• Migraines and headaches
• Rapid, heavy breathing
• Increase in heart rate
• Hot flushes in your face and neck
• Sweaty palms
• Pacing, shaking or trembling
• Feeling light headed or dizzy
• Feeling tense, nervous or unable to relax
• Feeling guilty
• Feeling resentful towards other people or situations
• Easily irritated
• Feeling humiliated
Understanding your own symptoms of anger can help you detect when your anger is on the rise so you can implement one of the techniques below to calm yourself down.
Knowing your triggers
As well as being able to recognise the signs of anger, it’s important to understand what people, places and situations tend to make you angry.
By spending some time to list the things in your life that make you angry you can either try to avoid them, or be better prepared next time you are about to come face to face with your anger triggers.
If you’re constantly feeling angry and are easily irritated, then you might be dealing with something more than just an anger issue. Often anger is triggered by stress, depression, anxiety or other mental and emotional health issues which leaves you in an agitated and tense state that inhibits your ability to react in a controlled manner.
Pause before you react
When anger begins to swell inside you and you feel that you want to react, remind yourself to stop before you speak or take action that may add more fuel to the fire, before it could escalate to a point where you do something extreme and regrettable, such as physical violence. You could get so angry that you end up hurting yourself or someone you care about without intending to do so.
Many people feel that they need to walk away and remove themselves from the situation completely. Take a deep breath, collect your thoughts and allow yourself and anyone else involved a few moments of clarity to better address the situation.
Remember that no matter how bad the situation is that you’re dealing with, anger rarely helps and pushes you further away from finding a solution to the problem.
Express your anger when you’ve calmed down
Bottling up your anger inside does no good for anyone. If you silently keep it to yourself, it can cause health problems or build until one day when it explodes in a violent rage.
The best approach is to wait until you are thinking clearly and calmly then express your anger in a firm but non-confrontational way.
Be clear about why you are feeling angry or frustrated, and explain what you believe is the best solution without blaming, degrading or hurting others.
When stress builds and builds, it can trigger anger in an instant. Taking a quick break to get some exercise will help clear your head, catch your breath and your body will release endorphins, the body’s natural stress reliever.
When you return from a quick walk or run, a few stretches or any kind of physical activity, you’ll notice your anger has subsided and you are better equipped to deal with the situation at hand.
Look for solutions, not faults
When people feel angry, they tend to jump to conclusions, which can be inaccurate. When you’re having an angry argument, slow down and think through your responses before lashing out. Remember to listen to the other person in the conversation. Good communication can help you resolve problems before your anger escalates.

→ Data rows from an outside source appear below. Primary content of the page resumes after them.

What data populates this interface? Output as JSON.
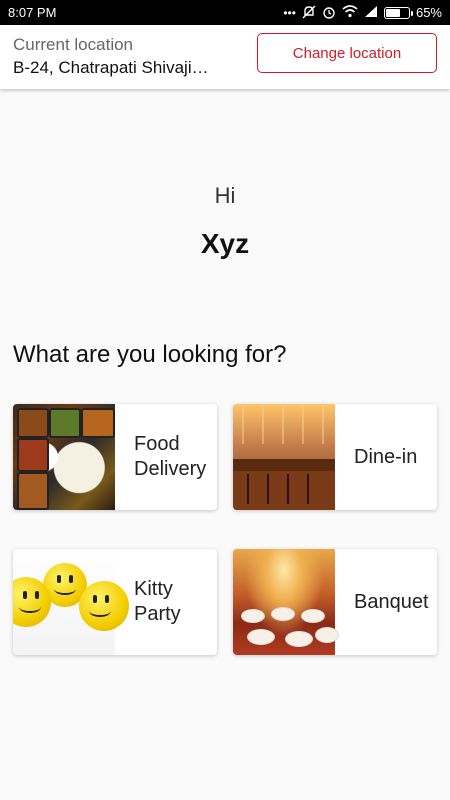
{
  "status_bar": {
    "time": "8:07 PM",
    "icons": [
      "more-dots-icon",
      "mute-icon",
      "alarm-icon",
      "wifi-icon",
      "signal-icon",
      "battery-icon"
    ],
    "battery_percent": "65%",
    "battery_level": 0.65
  },
  "header": {
    "location_label": "Current location",
    "location_value": "B-24, Chatrapati Shivaji…",
    "change_location_label": "Change location"
  },
  "greeting": {
    "hi": "Hi",
    "name": "Xyz"
  },
  "section_title": "What are you looking for?",
  "options": [
    {
      "label_line1": "Food",
      "label_line2": "Delivery",
      "image": "food-delivery-photo"
    },
    {
      "label_line1": "Dine-in",
      "label_line2": "",
      "image": "dine-in-photo"
    },
    {
      "label_line1": "Kitty",
      "label_line2": "Party",
      "image": "kitty-party-photo"
    },
    {
      "label_line1": "Banquet",
      "label_line2": "",
      "image": "banquet-photo"
    }
  ],
  "colors": {
    "accent": "#d11a2a",
    "background": "#fafafa",
    "status_bar": "#000000"
  }
}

When you know exactly what is making you angry, you can then choose to deal with it constructively by either changing your perspective, your environment or your routine.
Learn to relax

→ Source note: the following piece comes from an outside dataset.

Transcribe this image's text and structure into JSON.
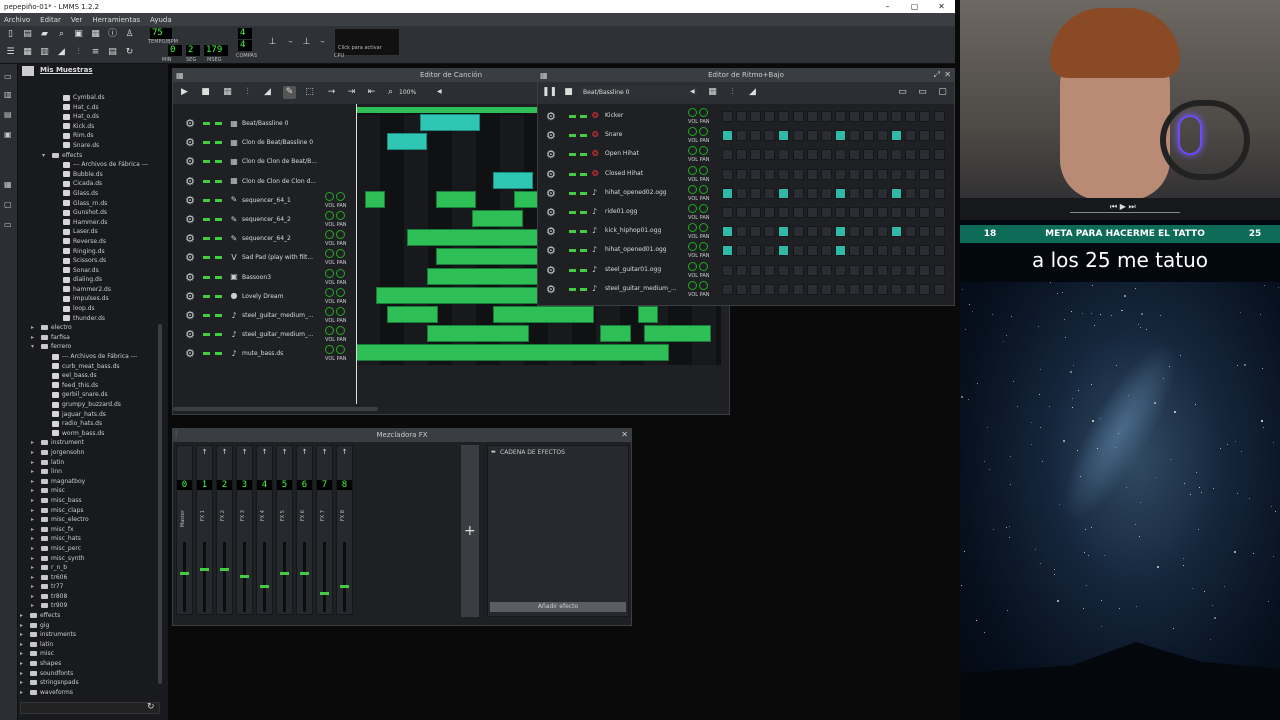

There are many techniques to reduce stress and increase relaxation. Yoga, meditation, exercise, writing in a journal or listening to music that makes you happy on a regular basis will help you develop more calmness and compassion in your day to day life.
When you are relaxed you are better prepared to face frustrating situations and will return to normal much quicker if your anger levels do start to rise.

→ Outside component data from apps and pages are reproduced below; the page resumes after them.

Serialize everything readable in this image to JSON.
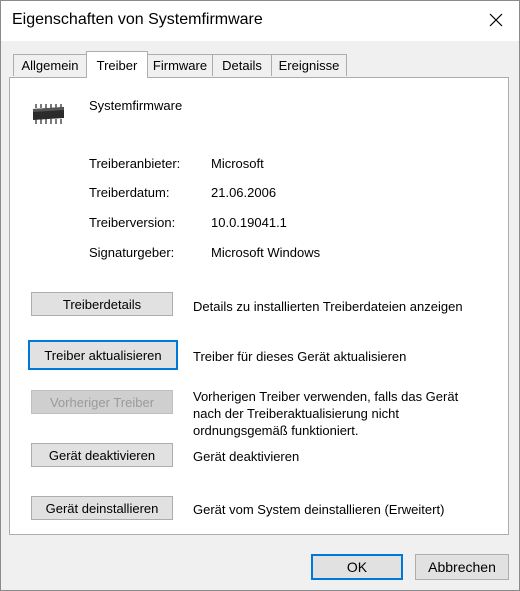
{
  "window": {
    "title": "Eigenschaften von Systemfirmware",
    "close_icon": "close-icon"
  },
  "tabs": [
    {
      "label": "Allgemein",
      "active": false
    },
    {
      "label": "Treiber",
      "active": true
    },
    {
      "label": "Firmware",
      "active": false
    },
    {
      "label": "Details",
      "active": false
    },
    {
      "label": "Ereignisse",
      "active": false
    }
  ],
  "device": {
    "icon": "chip-icon",
    "name": "Systemfirmware"
  },
  "driver_info": [
    {
      "label": "Treiberanbieter:",
      "value": "Microsoft"
    },
    {
      "label": "Treiberdatum:",
      "value": "21.06.2006"
    },
    {
      "label": "Treiberversion:",
      "value": "10.0.19041.1"
    },
    {
      "label": "Signaturgeber:",
      "value": "Microsoft Windows"
    }
  ],
  "actions": [
    {
      "label": "Treiberdetails",
      "description": "Details zu installierten Treiberdateien anzeigen",
      "enabled": true,
      "focused": false
    },
    {
      "label": "Treiber aktualisieren",
      "description": "Treiber für dieses Gerät aktualisieren",
      "enabled": true,
      "focused": true
    },
    {
      "label": "Vorheriger Treiber",
      "description_lines": [
        "Vorherigen Treiber verwenden, falls das Gerät",
        "nach der Treiberaktualisierung nicht",
        "ordnungsgemäß funktioniert."
      ],
      "enabled": false,
      "focused": false
    },
    {
      "label": "Gerät deaktivieren",
      "description": "Gerät deaktivieren",
      "enabled": true,
      "focused": false
    },
    {
      "label": "Gerät deinstallieren",
      "description": "Gerät vom System deinstallieren (Erweitert)",
      "enabled": true,
      "focused": false
    }
  ],
  "footer": {
    "ok_label": "OK",
    "cancel_label": "Abbrechen"
  },
  "colors": {
    "focus_accent": "#0078d7",
    "dialog_background": "#f0f0f0",
    "panel_background": "#ffffff"
  }
}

Seek professional help
If you feel that anger is already negatively affecting your life, then you should seek professional help. In most cases it will not resolve itself and will often get worse as your anger creates more stress and tension in the body, which only fuels more anger.
Counselling at Voxen specialise in anger management, among other areas of mental health. Call us today if you think we might be able to help.